───── Data to examine ─────

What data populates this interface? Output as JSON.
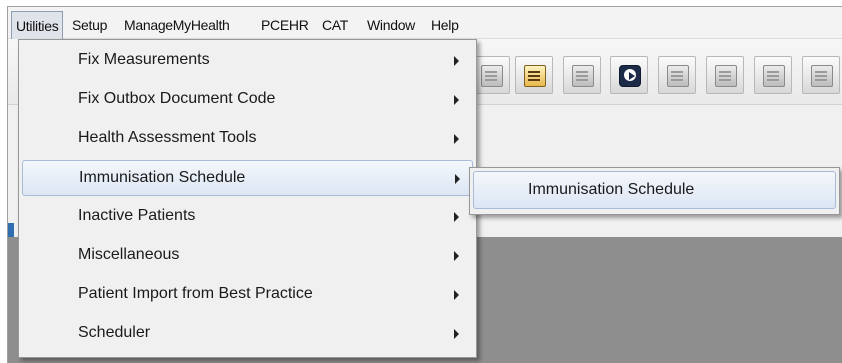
{
  "menubar": {
    "items": [
      "Utilities",
      "Setup",
      "ManageMyHealth",
      "PCEHR",
      "CAT",
      "Window",
      "Help"
    ]
  },
  "utilities_menu": {
    "items": [
      {
        "label": "Fix Measurements",
        "has_submenu": true
      },
      {
        "label": "Fix Outbox Document Code",
        "has_submenu": true
      },
      {
        "label": "Health Assessment Tools",
        "has_submenu": true
      },
      {
        "label": "Immunisation Schedule",
        "has_submenu": true,
        "highlighted": true
      },
      {
        "label": "Inactive Patients",
        "has_submenu": true
      },
      {
        "label": "Miscellaneous",
        "has_submenu": true
      },
      {
        "label": "Patient Import from Best Practice",
        "has_submenu": true
      },
      {
        "label": "Scheduler",
        "has_submenu": true
      }
    ]
  },
  "submenu": {
    "items": [
      {
        "label": "Immunisation Schedule",
        "highlighted": true
      }
    ]
  },
  "toolbar": {
    "buttons": [
      "toolbar-button",
      "calculator-icon",
      "calendar-icon",
      "play-icon",
      "calendar-icon",
      "calendar-icon",
      "edit-icon",
      "toolbar-button"
    ]
  },
  "colors": {
    "menu_background": "#f0f0f0",
    "highlight": "#dce6f4",
    "highlight_border": "#a8bbd6",
    "workspace": "#8e8e8e"
  }
}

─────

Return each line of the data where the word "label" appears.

Answer section:
        "label": "Fix Measurements",
        "label": "Fix Outbox Document Code",
        "label": "Health Assessment Tools",
        "label": "Immunisation Schedule",
        "label": "Inactive Patients",
        "label": "Miscellaneous",
        "label": "Patient Import from Best Practice",
        "label": "Scheduler",
        "label": "Immunisation Schedule",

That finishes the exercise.